A third contrast between schools and everyday environments is that abstract reasoning is often emphasized in school, whereas contextualized reasoning is often used in everyday settings (Resnick, 1987). Reasoning can be improved when abstract logical arguments are embodied in concrete contexts (see Wason and Johnson-Laird, 1972). A well-known study of people in a Weight Watchers program provides similar insights into everyday problem solving (see Lave et al., 1984). One example is of a man who needed three-fourths of two-thirds of a cup of cottage cheese to create a dish he was cooking. He did not attempt to multiply the fractions as students would do in a school context. Instead, he measured two-thirds of a cup of cottage cheese, removed that amount from the measuring cup and then patted the cheese into a round shape, divided it into quarters, and used three of the quarters; see Box 3.10. Abstract arithmetic was never used. In similar examples of contextualized reasoning, dairy workers use knowledge, such as the size of milk cases, to make their computational work more efficient (Scribner, 1984); grocery store shoppers use nonschool mathematics under standard supermarket and simulated conditions (Lave, 1988); see Box 3.11.
There are potential problems with contextualized reasoning, which are similar to those associated with overly contextualized knowledge in general. The “pat it out” strategy used for cottage cheese works in only a narrow range of situations; the man would have difficulty if he were trying to measure molasses or other liquids rather than cottage cheese (Wineburg, 1989a, b; see also Bereiter, 1997). Could he generate a new strategy for molasses or other liquids?
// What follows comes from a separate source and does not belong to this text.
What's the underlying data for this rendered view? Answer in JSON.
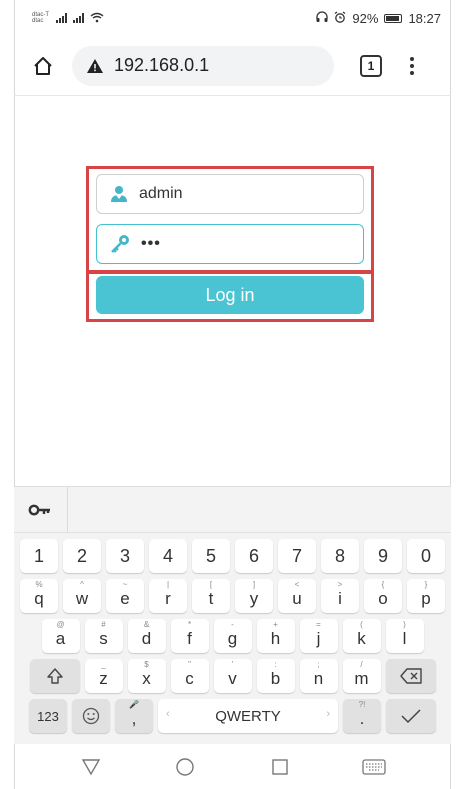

The answer to this question depends on the degree to which he can relate his procedure to more general sets of solution strategies.